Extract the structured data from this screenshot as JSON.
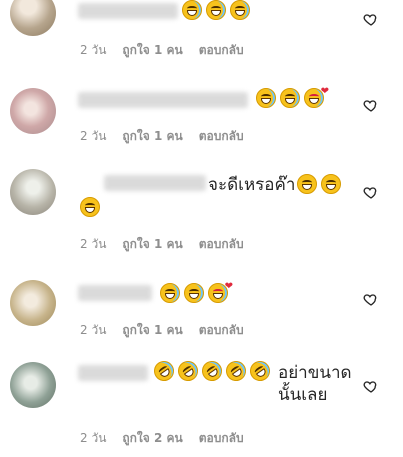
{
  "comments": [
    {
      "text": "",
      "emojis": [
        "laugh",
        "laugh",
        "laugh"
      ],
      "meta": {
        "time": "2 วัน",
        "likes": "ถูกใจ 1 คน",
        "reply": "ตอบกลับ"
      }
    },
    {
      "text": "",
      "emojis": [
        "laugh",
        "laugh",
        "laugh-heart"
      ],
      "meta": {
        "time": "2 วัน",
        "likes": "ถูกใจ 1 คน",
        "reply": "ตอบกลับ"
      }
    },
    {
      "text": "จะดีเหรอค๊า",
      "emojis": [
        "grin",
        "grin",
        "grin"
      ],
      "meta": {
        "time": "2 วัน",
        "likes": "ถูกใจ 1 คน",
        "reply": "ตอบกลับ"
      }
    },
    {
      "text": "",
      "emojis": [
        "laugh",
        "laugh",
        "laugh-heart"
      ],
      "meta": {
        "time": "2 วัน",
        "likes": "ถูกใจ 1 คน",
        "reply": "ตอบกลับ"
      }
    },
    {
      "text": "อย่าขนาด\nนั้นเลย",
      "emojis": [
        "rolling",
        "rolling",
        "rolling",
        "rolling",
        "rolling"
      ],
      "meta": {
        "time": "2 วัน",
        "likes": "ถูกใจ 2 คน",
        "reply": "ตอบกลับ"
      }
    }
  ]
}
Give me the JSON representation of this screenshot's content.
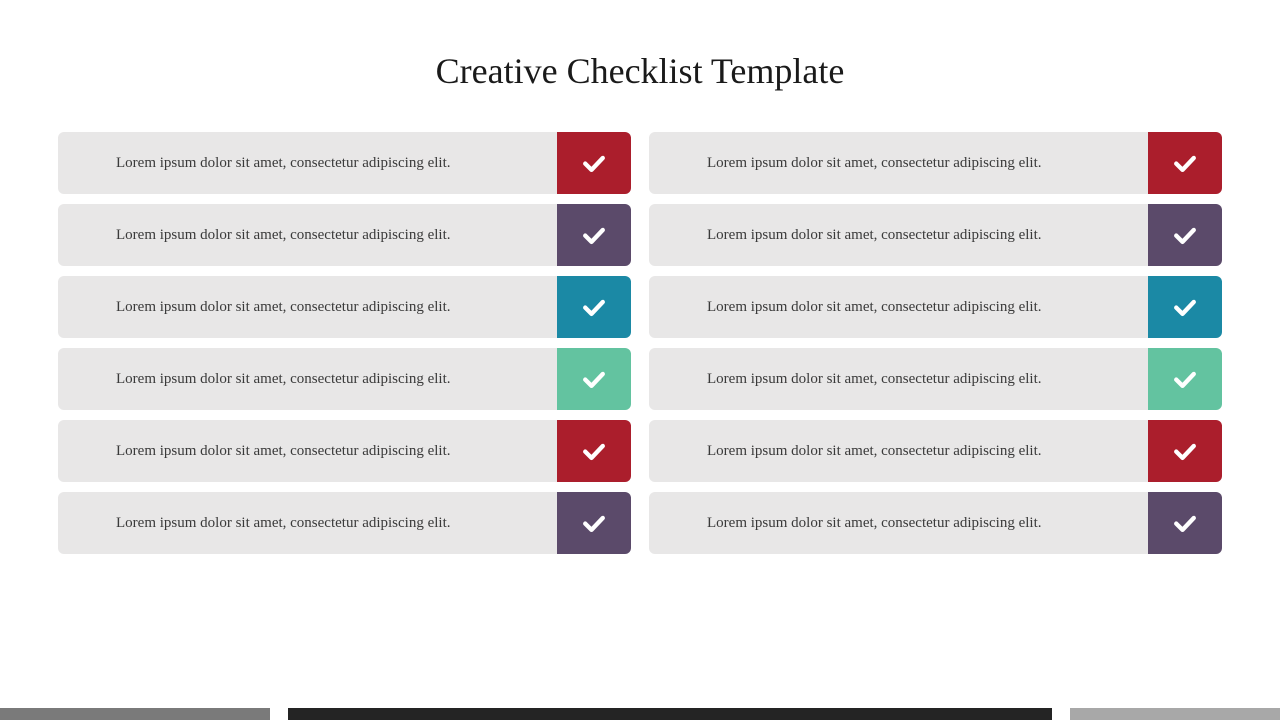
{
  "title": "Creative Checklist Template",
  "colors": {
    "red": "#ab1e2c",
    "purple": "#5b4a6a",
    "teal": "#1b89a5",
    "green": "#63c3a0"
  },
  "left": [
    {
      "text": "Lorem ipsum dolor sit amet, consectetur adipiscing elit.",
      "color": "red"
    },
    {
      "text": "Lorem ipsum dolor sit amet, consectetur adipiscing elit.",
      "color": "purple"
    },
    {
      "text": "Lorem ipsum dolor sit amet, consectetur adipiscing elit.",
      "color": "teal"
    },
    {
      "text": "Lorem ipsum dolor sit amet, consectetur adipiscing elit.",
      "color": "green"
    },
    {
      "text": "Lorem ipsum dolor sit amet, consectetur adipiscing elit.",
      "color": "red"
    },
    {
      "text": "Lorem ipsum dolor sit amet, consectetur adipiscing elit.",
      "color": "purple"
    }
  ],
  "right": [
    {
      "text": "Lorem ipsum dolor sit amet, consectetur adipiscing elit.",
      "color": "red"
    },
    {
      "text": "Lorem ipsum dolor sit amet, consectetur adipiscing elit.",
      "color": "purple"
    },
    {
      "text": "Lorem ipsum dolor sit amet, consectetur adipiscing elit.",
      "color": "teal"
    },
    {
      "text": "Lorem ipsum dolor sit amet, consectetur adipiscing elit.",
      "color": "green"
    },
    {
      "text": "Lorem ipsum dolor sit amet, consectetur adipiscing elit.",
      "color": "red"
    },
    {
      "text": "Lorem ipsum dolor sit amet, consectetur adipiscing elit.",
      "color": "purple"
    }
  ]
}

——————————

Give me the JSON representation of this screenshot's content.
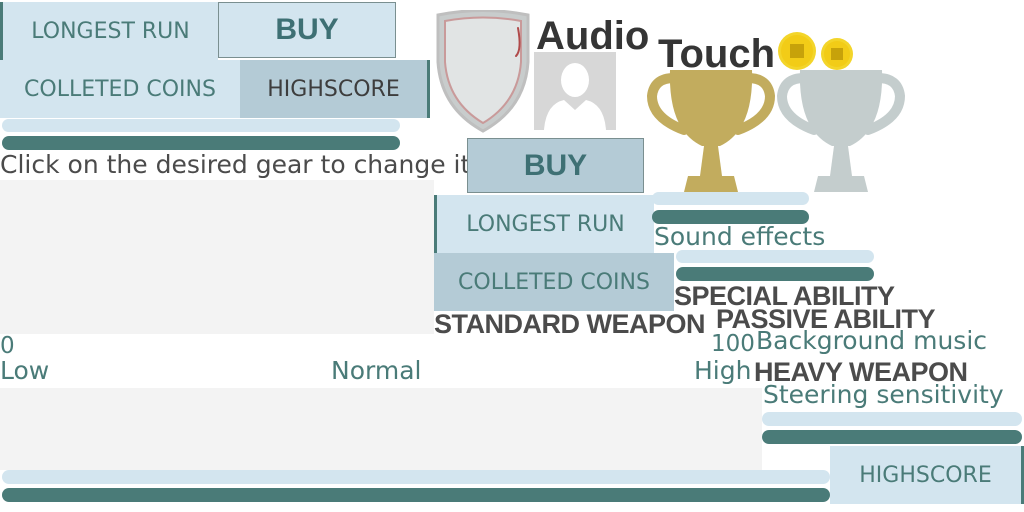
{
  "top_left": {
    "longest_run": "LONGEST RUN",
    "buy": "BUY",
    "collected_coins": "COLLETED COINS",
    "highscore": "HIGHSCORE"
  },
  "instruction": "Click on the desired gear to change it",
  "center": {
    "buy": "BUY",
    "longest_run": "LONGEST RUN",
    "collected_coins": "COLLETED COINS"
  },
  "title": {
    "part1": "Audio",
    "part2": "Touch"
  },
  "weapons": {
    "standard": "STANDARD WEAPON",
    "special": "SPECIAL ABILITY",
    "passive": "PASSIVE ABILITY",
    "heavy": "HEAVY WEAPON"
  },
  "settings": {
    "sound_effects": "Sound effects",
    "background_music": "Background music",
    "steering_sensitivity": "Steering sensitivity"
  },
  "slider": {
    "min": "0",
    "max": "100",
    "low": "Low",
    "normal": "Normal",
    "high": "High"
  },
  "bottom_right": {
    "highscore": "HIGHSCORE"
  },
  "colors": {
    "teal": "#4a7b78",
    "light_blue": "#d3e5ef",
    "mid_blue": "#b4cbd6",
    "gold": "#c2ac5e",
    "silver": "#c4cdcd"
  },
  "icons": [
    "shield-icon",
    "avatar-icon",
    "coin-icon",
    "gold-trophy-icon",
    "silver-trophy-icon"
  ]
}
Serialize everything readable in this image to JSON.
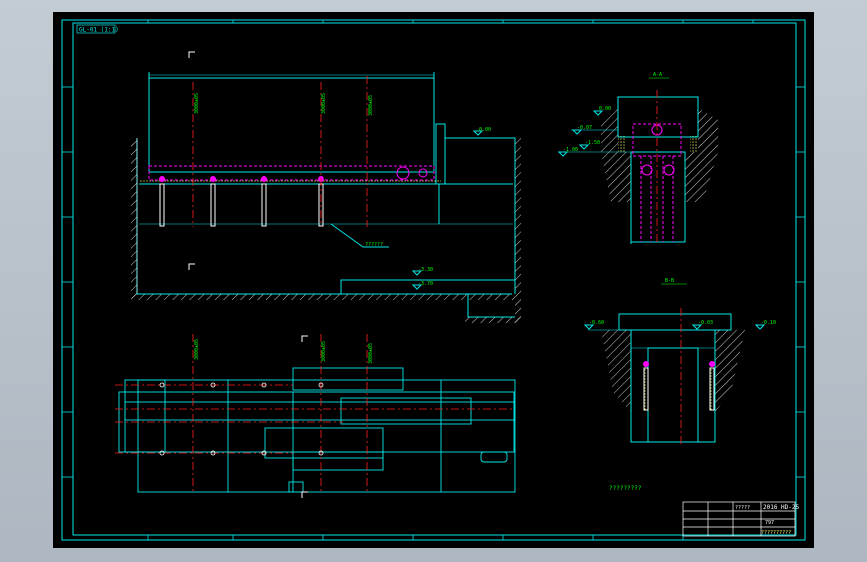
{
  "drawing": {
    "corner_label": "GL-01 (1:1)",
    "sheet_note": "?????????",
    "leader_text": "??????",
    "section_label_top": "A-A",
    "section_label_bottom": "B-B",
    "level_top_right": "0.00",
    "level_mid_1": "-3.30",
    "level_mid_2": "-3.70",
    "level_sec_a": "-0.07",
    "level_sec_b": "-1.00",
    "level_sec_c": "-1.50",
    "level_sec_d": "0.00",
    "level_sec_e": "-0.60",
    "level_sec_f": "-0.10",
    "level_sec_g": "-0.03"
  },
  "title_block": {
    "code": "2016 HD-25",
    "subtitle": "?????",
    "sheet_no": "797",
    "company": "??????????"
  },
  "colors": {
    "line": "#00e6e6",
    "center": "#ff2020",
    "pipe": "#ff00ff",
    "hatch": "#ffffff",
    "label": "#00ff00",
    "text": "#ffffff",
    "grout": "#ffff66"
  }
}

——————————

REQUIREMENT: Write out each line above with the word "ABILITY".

YOUR SOLUTION:
    "special": "SPECIAL ABILITY",
    "passive": "PASSIVE ABILITY",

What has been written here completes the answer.